  • When you call the company, you get a standard non-personal answer like “Moving company” or “Movers” instead of the company name?

How do scammers and bad companies determine their cost?

  • You have the right to demand that the mover (or the broker) come to your house to carry out the pre-move house survey of your goods. A good company WANTS to visit your home. How else can they make an accurate estimation of the moving costs? If they do an in-house survey, they should be very careful and should not do it quickly. In fact, FMCSA has very strict rules concerning the physical survey of the household goods.
  • Scam companies often offer very low estimates. If the offer is too good to be true, this is a red flag that something may be wrong.
  • Deposits are to be expected, especially during the Season. However, most companies charge around 10-20%.
  • Any reputable moving company should accept credit cards.
  • You should ask any company you speak with how much they charge for extra services.

The movers are on their way. Don’t stop looking.

Spotting moving scams does not stop here. You have done everything so far and have chosen a company, should not stop investigating the mover:

  • The company should provide some information about insurance or offer you full value replacement valuation.
  • If the company ever gives you a blank or incomplete document, they are trying to cheat you. NEVER sign such documents. Be aware of the fine print and just read every document thoughtfully.
  • Another possible sign of a rogue mover – they ask you to sign a new written estimate.
  • When they arrive check their trucks – is there no name on the moving truck or a different moving company name? This is a definite red flag that there is something wrong with this company. Of course, some companies may use subcontractors, but they should inform you about it so you can check them as well.

What to do if you failed to notice the scam?

Some ways to avoid the moving scam or to minimize the damage if you have not spotted it. Do not rely just on spotting fraud:

  • Make sure not to miss an item in the inventory list. If you do and then the item gets stolen, there is no way to prove it.
  • Think about the fact that you should provide evidence. Otherwise, the law cannot defend you.
  • If you don’t have a written bid and only a “handshake” one, you cannot prove what the company has offered you in the beginning.
  • If your goods are held hostage (you didn’t do your homework) – you can always call 911 or 1-888-DOT-SAFT (1-888-368-7238) (U.S. Department of Transportation on their hotline).
  • Share what you know with others – the more people know about scams, the less profitable they would be. Reward the reputable moving companies with a review online.
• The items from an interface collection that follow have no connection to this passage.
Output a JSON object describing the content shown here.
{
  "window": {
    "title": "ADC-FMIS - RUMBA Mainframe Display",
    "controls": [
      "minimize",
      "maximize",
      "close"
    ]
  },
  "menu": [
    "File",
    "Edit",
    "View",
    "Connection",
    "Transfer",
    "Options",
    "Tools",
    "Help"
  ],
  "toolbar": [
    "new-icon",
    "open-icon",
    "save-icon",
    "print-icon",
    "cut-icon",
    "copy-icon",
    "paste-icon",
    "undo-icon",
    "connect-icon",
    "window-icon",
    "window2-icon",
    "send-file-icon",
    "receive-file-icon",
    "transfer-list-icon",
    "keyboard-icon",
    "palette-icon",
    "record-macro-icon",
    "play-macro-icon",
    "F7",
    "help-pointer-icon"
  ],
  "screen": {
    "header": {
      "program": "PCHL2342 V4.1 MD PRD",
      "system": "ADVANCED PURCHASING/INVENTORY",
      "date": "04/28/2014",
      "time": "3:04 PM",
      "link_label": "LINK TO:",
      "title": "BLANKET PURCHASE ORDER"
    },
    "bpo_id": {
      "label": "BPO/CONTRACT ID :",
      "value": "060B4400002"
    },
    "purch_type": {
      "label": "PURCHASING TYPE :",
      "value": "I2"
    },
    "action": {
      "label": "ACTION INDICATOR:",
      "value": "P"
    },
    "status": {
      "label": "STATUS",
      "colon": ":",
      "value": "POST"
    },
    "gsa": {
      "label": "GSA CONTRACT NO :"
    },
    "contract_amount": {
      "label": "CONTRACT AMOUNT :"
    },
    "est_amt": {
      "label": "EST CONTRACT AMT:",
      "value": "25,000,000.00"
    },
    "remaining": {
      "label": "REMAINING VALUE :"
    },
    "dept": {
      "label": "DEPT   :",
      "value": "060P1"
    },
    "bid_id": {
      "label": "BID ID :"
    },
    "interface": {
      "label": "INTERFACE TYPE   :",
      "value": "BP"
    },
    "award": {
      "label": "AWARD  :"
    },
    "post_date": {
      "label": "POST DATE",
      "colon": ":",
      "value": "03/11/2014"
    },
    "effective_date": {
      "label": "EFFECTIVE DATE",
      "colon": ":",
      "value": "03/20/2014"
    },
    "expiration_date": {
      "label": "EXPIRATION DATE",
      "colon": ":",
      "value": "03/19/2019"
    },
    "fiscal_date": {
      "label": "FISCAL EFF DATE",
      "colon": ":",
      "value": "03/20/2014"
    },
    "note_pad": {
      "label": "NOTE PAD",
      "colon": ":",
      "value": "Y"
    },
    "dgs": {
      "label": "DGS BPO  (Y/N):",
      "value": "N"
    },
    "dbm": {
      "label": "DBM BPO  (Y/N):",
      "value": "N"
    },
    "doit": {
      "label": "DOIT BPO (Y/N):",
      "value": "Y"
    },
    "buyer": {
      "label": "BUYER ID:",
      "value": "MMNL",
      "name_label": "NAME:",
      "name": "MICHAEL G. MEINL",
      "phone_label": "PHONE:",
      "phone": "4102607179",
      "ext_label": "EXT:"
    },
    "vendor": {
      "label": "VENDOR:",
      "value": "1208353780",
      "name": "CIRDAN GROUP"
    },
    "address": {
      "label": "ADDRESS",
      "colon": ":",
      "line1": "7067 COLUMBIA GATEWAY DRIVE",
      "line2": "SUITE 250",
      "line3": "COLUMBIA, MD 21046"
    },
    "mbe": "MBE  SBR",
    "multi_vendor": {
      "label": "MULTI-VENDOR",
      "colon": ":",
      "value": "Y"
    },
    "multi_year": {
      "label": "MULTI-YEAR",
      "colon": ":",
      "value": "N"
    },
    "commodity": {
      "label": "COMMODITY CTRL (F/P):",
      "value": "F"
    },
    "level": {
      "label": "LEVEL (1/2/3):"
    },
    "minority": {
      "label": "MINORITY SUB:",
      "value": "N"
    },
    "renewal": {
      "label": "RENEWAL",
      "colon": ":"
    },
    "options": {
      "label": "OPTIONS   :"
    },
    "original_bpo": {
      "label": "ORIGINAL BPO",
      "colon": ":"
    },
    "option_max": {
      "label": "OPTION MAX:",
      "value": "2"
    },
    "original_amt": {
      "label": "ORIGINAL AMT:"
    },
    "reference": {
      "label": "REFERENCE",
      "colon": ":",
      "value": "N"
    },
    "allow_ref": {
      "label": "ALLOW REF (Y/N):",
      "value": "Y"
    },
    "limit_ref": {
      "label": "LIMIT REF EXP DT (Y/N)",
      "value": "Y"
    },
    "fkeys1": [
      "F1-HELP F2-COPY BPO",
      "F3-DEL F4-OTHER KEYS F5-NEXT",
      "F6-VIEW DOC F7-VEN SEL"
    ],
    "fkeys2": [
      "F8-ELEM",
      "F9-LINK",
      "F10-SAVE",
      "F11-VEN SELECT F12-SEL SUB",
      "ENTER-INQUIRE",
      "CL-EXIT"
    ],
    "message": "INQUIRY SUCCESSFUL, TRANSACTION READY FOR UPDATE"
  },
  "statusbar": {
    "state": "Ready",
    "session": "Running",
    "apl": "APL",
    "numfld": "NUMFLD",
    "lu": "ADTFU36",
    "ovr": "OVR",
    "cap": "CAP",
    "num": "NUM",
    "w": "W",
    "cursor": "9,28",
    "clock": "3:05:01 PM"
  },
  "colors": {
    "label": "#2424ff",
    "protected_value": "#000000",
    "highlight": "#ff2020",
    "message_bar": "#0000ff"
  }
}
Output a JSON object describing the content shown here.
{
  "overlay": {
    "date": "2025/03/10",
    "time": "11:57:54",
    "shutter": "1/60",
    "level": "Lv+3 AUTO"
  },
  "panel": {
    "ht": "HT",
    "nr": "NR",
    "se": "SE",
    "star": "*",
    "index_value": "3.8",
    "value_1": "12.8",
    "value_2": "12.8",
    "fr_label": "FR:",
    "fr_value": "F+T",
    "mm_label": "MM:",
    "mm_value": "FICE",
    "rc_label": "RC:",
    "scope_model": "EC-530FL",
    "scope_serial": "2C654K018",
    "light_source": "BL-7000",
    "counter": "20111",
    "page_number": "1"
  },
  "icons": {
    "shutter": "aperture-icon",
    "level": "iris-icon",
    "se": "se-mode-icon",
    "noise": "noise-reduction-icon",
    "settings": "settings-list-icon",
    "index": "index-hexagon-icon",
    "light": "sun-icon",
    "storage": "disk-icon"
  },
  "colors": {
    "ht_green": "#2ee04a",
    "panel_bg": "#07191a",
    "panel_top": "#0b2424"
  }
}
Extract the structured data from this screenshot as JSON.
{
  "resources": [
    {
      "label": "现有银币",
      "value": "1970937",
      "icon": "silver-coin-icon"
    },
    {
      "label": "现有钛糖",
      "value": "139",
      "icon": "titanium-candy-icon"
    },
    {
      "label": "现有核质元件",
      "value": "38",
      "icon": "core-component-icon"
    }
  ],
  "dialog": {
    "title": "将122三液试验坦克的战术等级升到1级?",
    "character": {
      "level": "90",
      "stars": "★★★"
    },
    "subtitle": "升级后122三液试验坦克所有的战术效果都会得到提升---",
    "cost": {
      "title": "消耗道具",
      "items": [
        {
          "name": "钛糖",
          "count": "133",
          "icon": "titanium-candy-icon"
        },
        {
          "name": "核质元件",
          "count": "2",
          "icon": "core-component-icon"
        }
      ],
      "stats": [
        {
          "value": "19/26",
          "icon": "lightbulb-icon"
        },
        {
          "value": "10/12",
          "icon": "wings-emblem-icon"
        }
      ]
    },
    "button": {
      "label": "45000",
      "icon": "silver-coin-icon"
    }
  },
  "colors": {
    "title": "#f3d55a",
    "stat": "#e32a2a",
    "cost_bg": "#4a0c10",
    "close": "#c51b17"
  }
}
Report any fraud here.

You should know how to spot moving scams and how to find a reputable moving company. There are some things you can do if you failed to avoid being scammed, but no one can give back your time and no one can compensate you for your wasted nerves.